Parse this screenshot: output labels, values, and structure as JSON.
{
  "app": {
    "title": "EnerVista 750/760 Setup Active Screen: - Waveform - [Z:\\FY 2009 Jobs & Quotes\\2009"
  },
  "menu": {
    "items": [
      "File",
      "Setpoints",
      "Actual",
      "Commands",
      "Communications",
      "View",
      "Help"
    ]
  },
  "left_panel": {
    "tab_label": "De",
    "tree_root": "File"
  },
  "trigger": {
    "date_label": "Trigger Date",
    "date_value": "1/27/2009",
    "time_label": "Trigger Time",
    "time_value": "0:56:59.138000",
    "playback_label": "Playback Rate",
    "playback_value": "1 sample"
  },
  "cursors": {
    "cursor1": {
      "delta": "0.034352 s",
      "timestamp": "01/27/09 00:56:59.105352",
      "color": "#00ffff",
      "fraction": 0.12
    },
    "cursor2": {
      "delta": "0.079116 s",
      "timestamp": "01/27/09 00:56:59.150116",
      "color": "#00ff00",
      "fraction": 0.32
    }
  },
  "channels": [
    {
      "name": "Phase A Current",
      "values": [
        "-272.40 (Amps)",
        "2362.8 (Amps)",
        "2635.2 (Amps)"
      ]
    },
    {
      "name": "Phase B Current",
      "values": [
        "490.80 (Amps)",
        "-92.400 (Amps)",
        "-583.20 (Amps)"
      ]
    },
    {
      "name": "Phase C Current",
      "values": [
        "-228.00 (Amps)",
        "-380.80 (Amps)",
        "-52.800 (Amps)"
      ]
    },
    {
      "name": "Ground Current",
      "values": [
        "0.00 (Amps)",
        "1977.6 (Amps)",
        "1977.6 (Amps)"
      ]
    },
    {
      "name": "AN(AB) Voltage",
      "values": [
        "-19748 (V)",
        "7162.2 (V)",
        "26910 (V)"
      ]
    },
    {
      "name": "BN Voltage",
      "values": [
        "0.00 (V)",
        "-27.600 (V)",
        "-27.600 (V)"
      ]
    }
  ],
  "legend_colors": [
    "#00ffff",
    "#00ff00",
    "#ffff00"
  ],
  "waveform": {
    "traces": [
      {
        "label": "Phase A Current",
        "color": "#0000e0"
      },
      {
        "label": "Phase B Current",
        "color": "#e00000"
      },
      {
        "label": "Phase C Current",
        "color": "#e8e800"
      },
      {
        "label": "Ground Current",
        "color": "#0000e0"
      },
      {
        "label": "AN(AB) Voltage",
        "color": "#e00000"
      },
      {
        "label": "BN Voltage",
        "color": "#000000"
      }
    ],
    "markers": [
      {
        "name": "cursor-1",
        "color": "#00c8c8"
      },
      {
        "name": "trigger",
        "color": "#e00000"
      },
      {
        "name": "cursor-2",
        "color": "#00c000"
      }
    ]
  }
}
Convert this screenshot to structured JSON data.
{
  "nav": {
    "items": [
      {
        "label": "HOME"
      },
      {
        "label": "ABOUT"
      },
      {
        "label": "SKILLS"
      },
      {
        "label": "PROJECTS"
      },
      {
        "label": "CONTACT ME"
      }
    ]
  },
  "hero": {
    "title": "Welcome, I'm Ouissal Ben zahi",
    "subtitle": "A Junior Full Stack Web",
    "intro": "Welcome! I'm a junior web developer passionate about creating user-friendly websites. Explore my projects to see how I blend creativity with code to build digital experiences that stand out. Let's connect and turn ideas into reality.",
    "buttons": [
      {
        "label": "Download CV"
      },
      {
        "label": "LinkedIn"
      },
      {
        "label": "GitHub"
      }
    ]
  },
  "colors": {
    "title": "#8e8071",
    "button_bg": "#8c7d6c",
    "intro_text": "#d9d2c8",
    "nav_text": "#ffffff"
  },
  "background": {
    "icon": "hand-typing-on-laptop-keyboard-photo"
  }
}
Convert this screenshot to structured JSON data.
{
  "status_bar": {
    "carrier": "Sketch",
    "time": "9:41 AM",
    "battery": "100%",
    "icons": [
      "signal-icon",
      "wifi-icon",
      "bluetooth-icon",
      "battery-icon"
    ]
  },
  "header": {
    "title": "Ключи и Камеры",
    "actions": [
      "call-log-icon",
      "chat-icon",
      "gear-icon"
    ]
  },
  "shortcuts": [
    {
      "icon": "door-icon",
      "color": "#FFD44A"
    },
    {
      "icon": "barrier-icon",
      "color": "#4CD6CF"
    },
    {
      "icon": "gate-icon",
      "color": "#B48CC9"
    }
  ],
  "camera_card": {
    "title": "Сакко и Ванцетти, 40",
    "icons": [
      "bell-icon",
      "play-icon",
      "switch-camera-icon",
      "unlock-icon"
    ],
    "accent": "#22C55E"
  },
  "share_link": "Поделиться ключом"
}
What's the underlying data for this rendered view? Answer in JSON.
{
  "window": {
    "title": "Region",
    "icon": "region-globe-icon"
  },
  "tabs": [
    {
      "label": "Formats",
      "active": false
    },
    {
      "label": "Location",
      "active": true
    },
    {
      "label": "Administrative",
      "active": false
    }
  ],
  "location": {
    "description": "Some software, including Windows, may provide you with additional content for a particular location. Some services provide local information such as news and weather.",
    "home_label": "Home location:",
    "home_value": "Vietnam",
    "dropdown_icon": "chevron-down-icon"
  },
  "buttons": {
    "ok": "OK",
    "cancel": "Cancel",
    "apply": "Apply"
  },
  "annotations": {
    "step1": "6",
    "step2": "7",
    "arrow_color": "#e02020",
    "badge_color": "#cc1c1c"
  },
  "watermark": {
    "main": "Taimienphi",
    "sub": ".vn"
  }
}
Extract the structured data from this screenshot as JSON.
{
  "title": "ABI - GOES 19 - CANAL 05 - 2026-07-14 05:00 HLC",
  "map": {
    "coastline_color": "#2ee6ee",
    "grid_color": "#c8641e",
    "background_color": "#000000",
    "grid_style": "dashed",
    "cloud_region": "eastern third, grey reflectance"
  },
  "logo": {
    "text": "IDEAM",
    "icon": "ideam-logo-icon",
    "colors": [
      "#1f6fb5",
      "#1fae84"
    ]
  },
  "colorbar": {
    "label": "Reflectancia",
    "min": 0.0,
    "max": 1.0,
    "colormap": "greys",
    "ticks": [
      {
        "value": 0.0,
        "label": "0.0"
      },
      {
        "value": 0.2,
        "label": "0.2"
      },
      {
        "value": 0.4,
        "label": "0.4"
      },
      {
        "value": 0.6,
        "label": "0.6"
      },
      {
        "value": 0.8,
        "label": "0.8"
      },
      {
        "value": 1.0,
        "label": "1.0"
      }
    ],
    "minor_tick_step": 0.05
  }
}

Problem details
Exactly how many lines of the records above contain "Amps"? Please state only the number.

Solution
12